Read More >>

No Comments/Trackbacks >>


30 March 2020

Geoscientists can help: Leveraging your science and communication skills to help tackle COVID19

Are you struggling, as a geoscientist, with what you can do to be useful during the Corona Crisis? Here is something that might help: If you are a geoscientist, you are also a scientist and probably a science communicator, and you can use both of those facts to help those around you find, understand, and share the latest information about the virus. Probably the best thing we can do as geoscientists is leverage our skills and training to share and amplify the important messages from the public health community.

Read More >>

No Comments/Trackbacks >>


2 March 2020

Dinosaurs Under the Tundra, Part 2: Talking about Climate Change with a Climate Skeptic

As a recap; home for Christmas holidays, having a nice conversation with my in-laws. My father-in-law’s wife voices skepticism about climate change. Part 1 of this blog talked about what I could learn from that skepticism, and how listening might guide future climate research.  Part 2, this part, is about how I could’ve shared some of the things I’ve learned about climate science.
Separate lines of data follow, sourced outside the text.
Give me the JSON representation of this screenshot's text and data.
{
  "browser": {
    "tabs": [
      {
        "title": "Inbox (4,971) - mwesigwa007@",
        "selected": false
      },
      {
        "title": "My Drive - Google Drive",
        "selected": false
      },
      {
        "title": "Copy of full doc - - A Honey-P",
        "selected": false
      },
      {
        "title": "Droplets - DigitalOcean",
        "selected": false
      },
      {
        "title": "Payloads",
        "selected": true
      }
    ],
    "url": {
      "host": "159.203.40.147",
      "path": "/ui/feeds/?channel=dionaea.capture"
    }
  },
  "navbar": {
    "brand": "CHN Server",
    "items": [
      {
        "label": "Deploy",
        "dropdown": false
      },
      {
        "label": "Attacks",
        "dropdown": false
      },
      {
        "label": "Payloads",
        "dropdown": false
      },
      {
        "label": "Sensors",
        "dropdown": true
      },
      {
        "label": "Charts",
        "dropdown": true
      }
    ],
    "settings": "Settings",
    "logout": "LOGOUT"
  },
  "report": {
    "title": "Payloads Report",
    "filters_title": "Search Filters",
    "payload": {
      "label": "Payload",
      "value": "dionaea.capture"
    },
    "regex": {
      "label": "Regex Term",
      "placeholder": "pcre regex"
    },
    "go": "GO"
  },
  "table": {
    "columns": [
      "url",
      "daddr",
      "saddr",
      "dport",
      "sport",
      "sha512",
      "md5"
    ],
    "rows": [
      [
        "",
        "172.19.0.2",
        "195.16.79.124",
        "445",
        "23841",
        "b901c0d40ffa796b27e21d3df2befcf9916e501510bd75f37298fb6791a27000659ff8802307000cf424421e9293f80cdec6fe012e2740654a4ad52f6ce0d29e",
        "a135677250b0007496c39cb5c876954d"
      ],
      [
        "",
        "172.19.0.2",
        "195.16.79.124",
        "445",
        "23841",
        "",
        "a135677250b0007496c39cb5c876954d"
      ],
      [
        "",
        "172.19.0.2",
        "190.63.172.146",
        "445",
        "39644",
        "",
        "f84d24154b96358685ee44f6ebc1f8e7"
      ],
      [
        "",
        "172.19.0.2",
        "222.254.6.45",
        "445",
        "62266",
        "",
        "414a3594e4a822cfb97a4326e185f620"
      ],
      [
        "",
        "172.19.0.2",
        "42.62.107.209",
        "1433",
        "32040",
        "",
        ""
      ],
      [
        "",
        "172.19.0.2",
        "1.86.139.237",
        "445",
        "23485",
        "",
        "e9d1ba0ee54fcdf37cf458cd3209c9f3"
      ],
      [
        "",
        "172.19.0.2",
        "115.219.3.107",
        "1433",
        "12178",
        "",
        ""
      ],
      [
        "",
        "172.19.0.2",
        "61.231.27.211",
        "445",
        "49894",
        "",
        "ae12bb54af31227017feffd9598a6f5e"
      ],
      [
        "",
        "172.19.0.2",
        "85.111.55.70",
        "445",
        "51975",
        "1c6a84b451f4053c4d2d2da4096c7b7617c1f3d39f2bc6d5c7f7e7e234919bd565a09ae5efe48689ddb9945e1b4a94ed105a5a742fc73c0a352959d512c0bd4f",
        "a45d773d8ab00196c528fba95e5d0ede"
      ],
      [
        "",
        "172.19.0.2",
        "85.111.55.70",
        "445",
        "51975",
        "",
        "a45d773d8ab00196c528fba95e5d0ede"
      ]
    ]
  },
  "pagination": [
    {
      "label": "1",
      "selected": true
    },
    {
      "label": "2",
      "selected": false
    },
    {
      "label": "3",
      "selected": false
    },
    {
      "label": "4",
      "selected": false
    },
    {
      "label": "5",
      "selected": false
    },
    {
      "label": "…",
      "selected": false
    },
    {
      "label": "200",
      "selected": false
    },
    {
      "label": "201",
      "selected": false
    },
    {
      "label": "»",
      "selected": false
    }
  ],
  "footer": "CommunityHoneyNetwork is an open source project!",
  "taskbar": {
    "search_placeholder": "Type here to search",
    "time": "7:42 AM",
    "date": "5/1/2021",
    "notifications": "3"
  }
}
Read More >>

No Comments/Trackbacks >>


24 February 2020

Dinosaurs Under the Tundra, Part 1: Talking about Climate Change with a Climate Skeptic

I was at home over Christmas when my father-in-law’s wife started talking about the dinosaurs that used to be in Alaska. At first, I thought she was just sharing a cool geologic fact, but it turned out she was making a point about natural climate cycles.  She went on to say that she loved her little Honda and she just wanted to be able to drive it.

Read More >>

No Comments/Trackbacks >>


17 December 2019

New climate change survey highlights disconnect b/t knowledge and action

Last month [the Yale Program on Climate Change Communication] released the most recent version of their Climate Change in the American Mind report, they find some truly interesting stuff. I summarized it via Twitter and have pasted my hot-takes below.

Read More >>

2 Comments/Trackbacks >>